*** Data for the task Section Begins ***

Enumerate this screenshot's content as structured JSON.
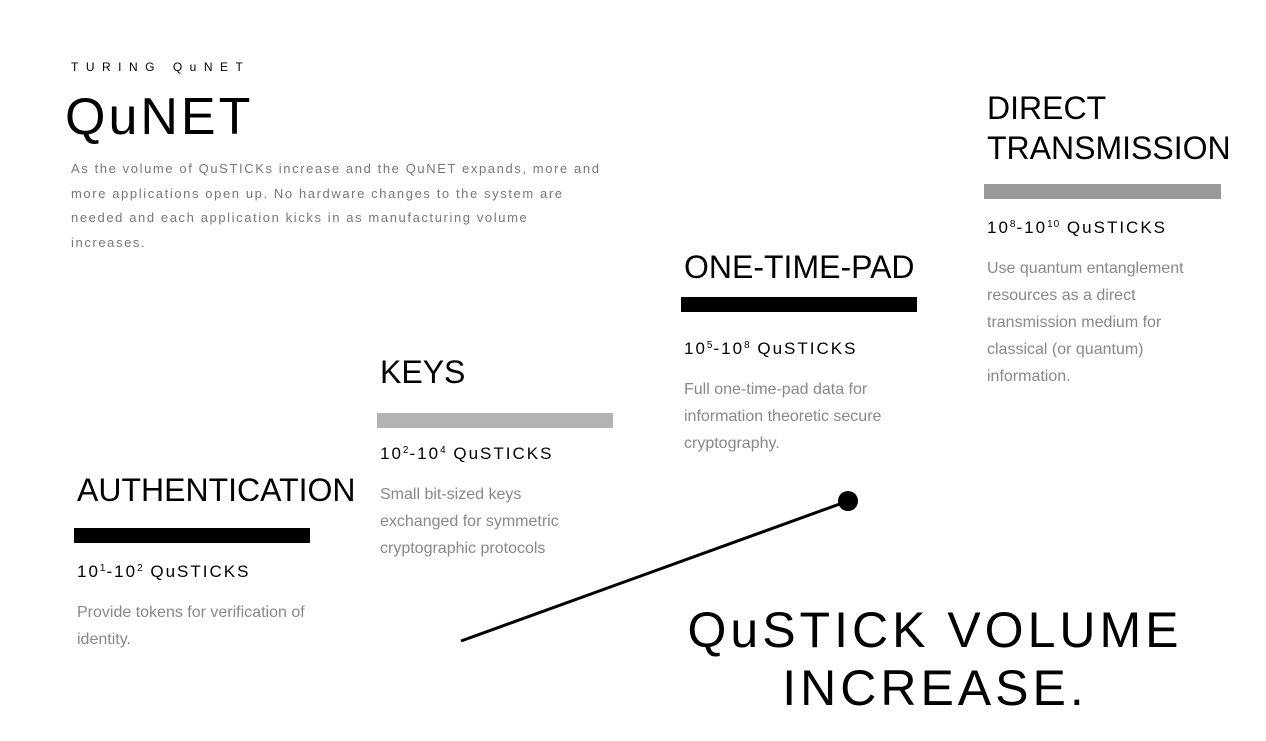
{
  "header": {
    "eyebrow": "TURING QuNET",
    "title": "QuNET",
    "intro": "As the volume of QuSTICKs increase and the QuNET expands, more and more applications open up.  No hardware changes to the system are needed and each application kicks in as manufacturing volume increases."
  },
  "colors": {
    "bar_black": "#000000",
    "bar_light_gray": "#b3b3b3",
    "bar_mid_gray": "#999999",
    "desc_text": "#888888"
  },
  "stages": [
    {
      "title": "AUTHENTICATION",
      "volume_base1": "10",
      "volume_exp1": "1",
      "volume_sep": "-",
      "volume_base2": "10",
      "volume_exp2": "2",
      "volume_unit": " QuSTICKS",
      "description": "Provide tokens for verification of identity.",
      "bar_color": "#000000"
    },
    {
      "title": "KEYS",
      "volume_base1": "10",
      "volume_exp1": "2",
      "volume_sep": "-",
      "volume_base2": "10",
      "volume_exp2": "4",
      "volume_unit": " QuSTICKS",
      "description": "Small bit-sized keys exchanged for symmetric cryptographic protocols",
      "bar_color": "#b3b3b3"
    },
    {
      "title": "ONE-TIME-PAD",
      "volume_base1": "10",
      "volume_exp1": "5",
      "volume_sep": "-",
      "volume_base2": "10",
      "volume_exp2": "8",
      "volume_unit": " QuSTICKS",
      "description": "Full one-time-pad data for information theoretic secure cryptography.",
      "bar_color": "#000000"
    },
    {
      "title": "DIRECT TRANSMISSION",
      "volume_base1": "10",
      "volume_exp1": "8",
      "volume_sep": "-",
      "volume_base2": "10",
      "volume_exp2": "10",
      "volume_unit": " QuSTICKS",
      "description": "Use quantum entanglement resources as a direct transmission medium for classical (or quantum) information.",
      "bar_color": "#999999"
    }
  ],
  "caption": {
    "line1": "QuSTICK VOLUME",
    "line2": "INCREASE."
  }
}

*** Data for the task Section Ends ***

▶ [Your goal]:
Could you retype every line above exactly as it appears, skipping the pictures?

▶ [Completed task]:
Enumerate this screenshot's content as structured JSON.
{
  "header": {
    "eyebrow": "TURING QuNET",
    "title": "QuNET",
    "intro": "As the volume of QuSTICKs increase and the QuNET expands, more and more applications open up.  No hardware changes to the system are needed and each application kicks in as manufacturing volume increases."
  },
  "colors": {
    "bar_black": "#000000",
    "bar_light_gray": "#b3b3b3",
    "bar_mid_gray": "#999999",
    "desc_text": "#888888"
  },
  "stages": [
    {
      "title": "AUTHENTICATION",
      "volume_base1": "10",
      "volume_exp1": "1",
      "volume_sep": "-",
      "volume_base2": "10",
      "volume_exp2": "2",
      "volume_unit": " QuSTICKS",
      "description": "Provide tokens for verification of identity.",
      "bar_color": "#000000"
    },
    {
      "title": "KEYS",
      "volume_base1": "10",
      "volume_exp1": "2",
      "volume_sep": "-",
      "volume_base2": "10",
      "volume_exp2": "4",
      "volume_unit": " QuSTICKS",
      "description": "Small bit-sized keys exchanged for symmetric cryptographic protocols",
      "bar_color": "#b3b3b3"
    },
    {
      "title": "ONE-TIME-PAD",
      "volume_base1": "10",
      "volume_exp1": "5",
      "volume_sep": "-",
      "volume_base2": "10",
      "volume_exp2": "8",
      "volume_unit": " QuSTICKS",
      "description": "Full one-time-pad data for information theoretic secure cryptography.",
      "bar_color": "#000000"
    },
    {
      "title": "DIRECT TRANSMISSION",
      "volume_base1": "10",
      "volume_exp1": "8",
      "volume_sep": "-",
      "volume_base2": "10",
      "volume_exp2": "10",
      "volume_unit": " QuSTICKS",
      "description": "Use quantum entanglement resources as a direct transmission medium for classical (or quantum) information.",
      "bar_color": "#999999"
    }
  ],
  "caption": {
    "line1": "QuSTICK VOLUME",
    "line2": "INCREASE."
  }
}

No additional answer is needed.